Tuesday, March 8, 2011

Back on Facebook

Recently I got back on Facebook. This is my third go around. The first time was back when Facebook was really cool- there was no such thing as Farmville and you had to have a .edu email address to get an account. Obviously because it was cool it was not a fit for me as I couldn't figure it out, didn't want to waste time trying to, didn't see a purpose, and figured it was a passing fad. Clearly I missed that one.

The second time around- not that long ago- I got up to about 500 friends when I realized it was too much of a distraction (my poor discipline, not Zuckerberg's fault). Plus many of these people I barely knew, would never really know, and frankly wasn't too interested in knowing. I don't mean to sound haughty but how many people can we really know?-- and I'm just not building friendship with females not my wife (couple friends are different). On top of that all these non-friend Friends were filling up the News Feed so I couldn't network or really maintain contact with those I wanted to keep up with (not to mention all the Farmville-esque junk). Oh and one more thing... I accepted all these friend requests from those who used to be in my youth groups only to see their licentious lifestyles flaunted on a regular basis. That was really grieving. So I deleted my account (which FB makes complicated to do).
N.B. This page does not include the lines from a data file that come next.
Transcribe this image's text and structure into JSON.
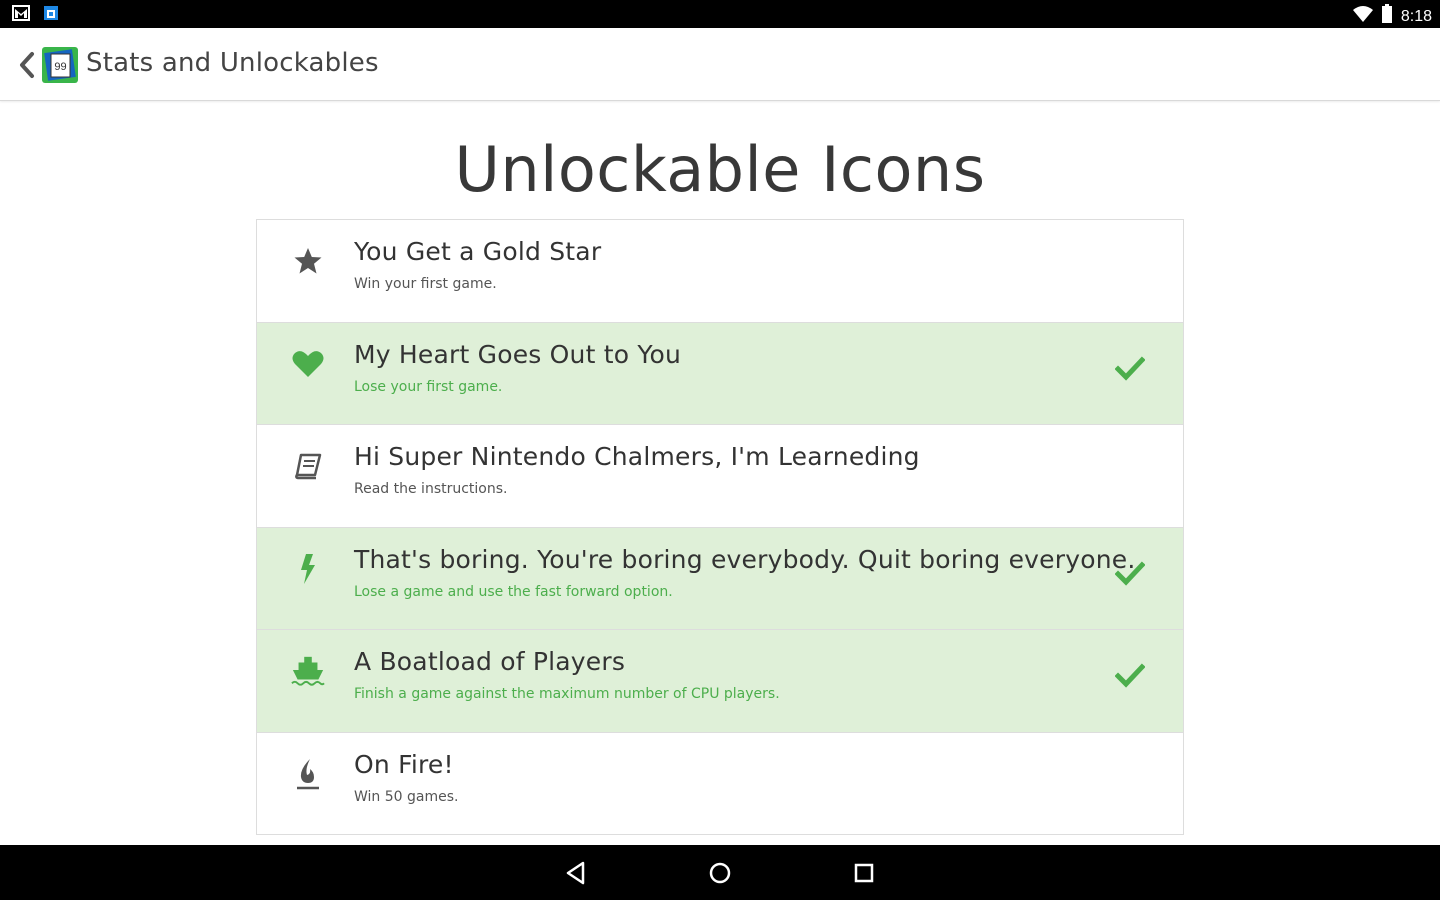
{
  "status_bar": {
    "time": "8:18",
    "left_icons": [
      "gmail-icon",
      "app-notification-icon"
    ],
    "right_icons": [
      "wifi-icon",
      "battery-icon"
    ]
  },
  "app_bar": {
    "title": "Stats and Unlockables",
    "logo_text": "99"
  },
  "page": {
    "heading": "Unlockable Icons"
  },
  "unlockables": [
    {
      "icon": "star-icon",
      "title": "You Get a Gold Star",
      "description": "Win your first game.",
      "unlocked": false
    },
    {
      "icon": "heart-icon",
      "title": "My Heart Goes Out to You",
      "description": "Lose your first game.",
      "unlocked": true
    },
    {
      "icon": "book-icon",
      "title": "Hi Super Nintendo Chalmers, I'm Learneding",
      "description": "Read the instructions.",
      "unlocked": false
    },
    {
      "icon": "lightning-icon",
      "title": "That's boring. You're boring everybody. Quit boring everyone.",
      "description": "Lose a game and use the fast forward option.",
      "unlocked": true
    },
    {
      "icon": "ship-icon",
      "title": "A Boatload of Players",
      "description": "Finish a game against the maximum number of CPU players.",
      "unlocked": true
    },
    {
      "icon": "fire-icon",
      "title": "On Fire!",
      "description": "Win 50 games.",
      "unlocked": false
    }
  ],
  "colors": {
    "unlocked_bg": "#dff0d8",
    "accent_green": "#4cae4c",
    "icon_gray": "#555555"
  }
}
Now I'm back but with rules. I can easily be distracted so I'm working on limiting my time on FB. Most of my posts are easily updated via Twitter without having to get all caught up in the FB happenings. I log in two or three times a day to check my friends. I've limited my friend list too. You must either be my wife, my mom, my grandma, or a dude to get on the list. I don't condemn having opposite sex friends on FB but for now at least I'm just not going to do it. Mainly I want to stay connected to fellow brothers in ministry (pastors and laymen) so I can hear what the Lord is doing in their lives, pray for them, and just stay in touch.

I realize this post borders on narcissism, I mean why should you care why I am back on FB?? I posted this for two reasons. One, perhaps there is a brother or sister out there who, like me, struggling with disciplining time and these tips will help or encourage you. Two, I need accountability and posting it to the world wide web holds my feet to the fire.
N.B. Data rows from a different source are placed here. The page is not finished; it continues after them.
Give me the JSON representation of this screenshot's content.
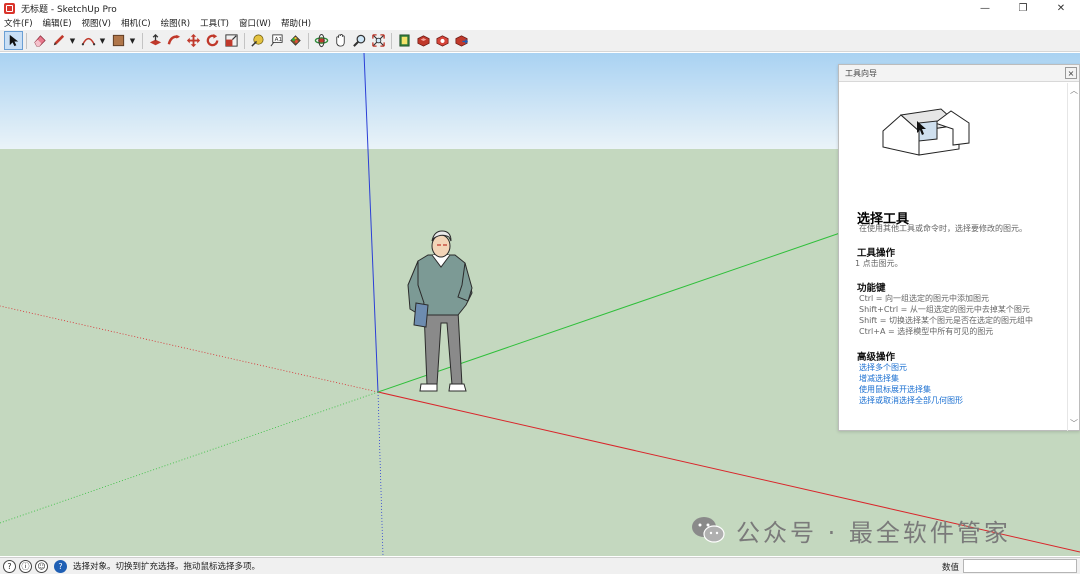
{
  "window": {
    "title": "无标题 - SketchUp Pro",
    "minimize": "—",
    "maximize": "❐",
    "close": "✕"
  },
  "menu": [
    "文件(F)",
    "编辑(E)",
    "视图(V)",
    "相机(C)",
    "绘图(R)",
    "工具(T)",
    "窗口(W)",
    "帮助(H)"
  ],
  "toolbar": {
    "icons": [
      "select-icon",
      "eraser-icon",
      "pencil-icon",
      "arc-icon",
      "rectangle-icon",
      "push-pull-icon",
      "follow-me-icon",
      "move-icon",
      "rotate-icon",
      "scale-icon",
      "tape-measure-icon",
      "text-icon",
      "paint-bucket-icon",
      "orbit-icon",
      "pan-icon",
      "zoom-icon",
      "zoom-extents-icon",
      "warehouse-icon",
      "extension-icon",
      "extension-manager-icon",
      "share-icon"
    ],
    "dropdown_arrow": "▼"
  },
  "instructor": {
    "title": "工具向导",
    "close": "×",
    "scroll_up": "︿",
    "scroll_down": "﹀",
    "tool_name": "选择工具",
    "tool_desc": "在使用其他工具或命令时，选择要修改的图元。",
    "ops_heading": "工具操作",
    "ops": [
      "1    点击图元。"
    ],
    "keys_heading": "功能键",
    "keys": [
      "Ctrl = 向一组选定的图元中添加图元",
      "Shift+Ctrl = 从一组选定的图元中去掉某个图元",
      "Shift = 切换选择某个图元是否在选定的图元组中",
      "Ctrl+A = 选择模型中所有可见的图元"
    ],
    "advanced_heading": "高级操作",
    "advanced_links": [
      "选择多个图元",
      "增减选择集",
      "使用鼠标展开选择集",
      "选择或取消选择全部几何图形"
    ]
  },
  "status": {
    "icons": [
      "geo-location-icon",
      "credits-icon",
      "user-icon",
      "help-icon"
    ],
    "icon_glyphs": [
      "?",
      "ⓘ",
      "☺",
      "?"
    ],
    "message": "选择对象。切换到扩充选择。拖动鼠标选择多项。",
    "measurements_label": "数值",
    "measurements_value": ""
  },
  "watermark": {
    "text": "公众号 · 最全软件管家"
  },
  "colors": {
    "sky_top": "#a9d2f2",
    "sky_bottom": "#e8f2f8",
    "ground": "#c4d8bf",
    "axis_red": "#d9262b",
    "axis_green": "#2fbf3a",
    "axis_blue": "#2b3fd6",
    "link": "#1a6fd1"
  }
}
Monday, March 7, 2011

Canon of Theologians- February Report

In case you missed it and care I'm working through various writings of theologians throughout history- my canon of theologians (to borrow Mark Dever's phrase). It is sad to me when Christians today think church history is only the last 40 years (or worse, the last 40 days). Most of what is written today has been written before in one form or another-- that goes for good theology and bad theology. So it is helpful to see how Biblical doctrine has been taught throughout the centuries by faithful teachers. Now I'm a few days late in posting on February's theologian but I read through Tertullian's On Idolatry. He was a Latin Church Father who lived in the 2nd-3rd centuries.
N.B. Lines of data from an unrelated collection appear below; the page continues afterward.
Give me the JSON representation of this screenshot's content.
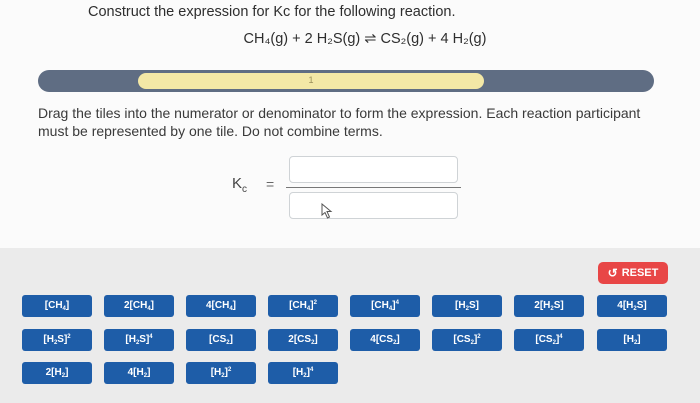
{
  "question": "Construct the expression for Kc for the following reaction.",
  "equation": {
    "reactant1": "CH₄(g)",
    "plus1": "+",
    "reactant2": "2 H₂S(g)",
    "arrow": "⇌",
    "product1": "CS₂(g)",
    "plus2": "+",
    "product2": "4 H₂(g)"
  },
  "progress": {
    "label": "1",
    "fraction": 0.67
  },
  "instructions": "Drag the tiles into the numerator or denominator to form the expression. Each reaction participant must be represented by one tile. Do not combine terms.",
  "kc": {
    "symbol": "K",
    "subscript": "c",
    "equals": "="
  },
  "reset": {
    "label": "RESET",
    "icon": "undo-icon"
  },
  "colors": {
    "tile": "#1e5da8",
    "reset": "#e84646",
    "track": "#5f6d83",
    "fill": "#f3e8a6"
  },
  "tiles": [
    {
      "pre": "",
      "sp": "CH",
      "sub": "4",
      "post": "]",
      "sup": ""
    },
    {
      "pre": "2",
      "sp": "CH",
      "sub": "4",
      "post": "]",
      "sup": ""
    },
    {
      "pre": "4",
      "sp": "CH",
      "sub": "4",
      "post": "]",
      "sup": ""
    },
    {
      "pre": "",
      "sp": "CH",
      "sub": "4",
      "post": "]",
      "sup": "2"
    },
    {
      "pre": "",
      "sp": "CH",
      "sub": "4",
      "post": "]",
      "sup": "4"
    },
    {
      "pre": "",
      "sp": "H",
      "sub": "2",
      "post": "S]",
      "sup": ""
    },
    {
      "pre": "2",
      "sp": "H",
      "sub": "2",
      "post": "S]",
      "sup": ""
    },
    {
      "pre": "4",
      "sp": "H",
      "sub": "2",
      "post": "S]",
      "sup": ""
    },
    {
      "pre": "",
      "sp": "H",
      "sub": "2",
      "post": "S]",
      "sup": "2"
    },
    {
      "pre": "",
      "sp": "H",
      "sub": "2",
      "post": "S]",
      "sup": "4"
    },
    {
      "pre": "",
      "sp": "CS",
      "sub": "2",
      "post": "]",
      "sup": ""
    },
    {
      "pre": "2",
      "sp": "CS",
      "sub": "2",
      "post": "]",
      "sup": ""
    },
    {
      "pre": "4",
      "sp": "CS",
      "sub": "2",
      "post": "]",
      "sup": ""
    },
    {
      "pre": "",
      "sp": "CS",
      "sub": "2",
      "post": "]",
      "sup": "2"
    },
    {
      "pre": "",
      "sp": "CS",
      "sub": "2",
      "post": "]",
      "sup": "4"
    },
    {
      "pre": "",
      "sp": "H",
      "sub": "2",
      "post": "]",
      "sup": ""
    },
    {
      "pre": "2",
      "sp": "H",
      "sub": "2",
      "post": "]",
      "sup": ""
    },
    {
      "pre": "4",
      "sp": "H",
      "sub": "2",
      "post": "]",
      "sup": ""
    },
    {
      "pre": "",
      "sp": "H",
      "sub": "2",
      "post": "]",
      "sup": "2"
    },
    {
      "pre": "",
      "sp": "H",
      "sub": "2",
      "post": "]",
      "sup": "4"
    }
  ]
}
I found Tertullian's essay On Idolatry very convicting, challenging, and encouraging. Much of what he said could easily have been written today and sound very contemporary. He opens the essay by emphasizing the problem of idolatry, "The principle charge against the human race, the world's deepest guilt, the all-inclusive cause of judgment, is idolatry." He essentially argues that the nature of all sin is idolatry which "defrauds God, denying him his proper honors and conferring them to others." Tertullian then begins exposing various forms of idolatry. A lot of the things he hits have to be thought through to consider a more contemporary parallel (ex. he rebukes the guys who train gladiators but are still embraced in the church). There is however great instruction here and he draws from Scripture throughout (be aware though there are apocryphal books he considered canonical). It is especially helpful how Tertullian brings Scripture to bear on his culture and considered how Christians ought to be set apart from the world. There are so many ways that we blend in and are lured to the feet of idols. We need to take this as seriously as this ancient theologian did.

Tuesday, March 1, 2011

Tuesday Hodge-Podge (3-1)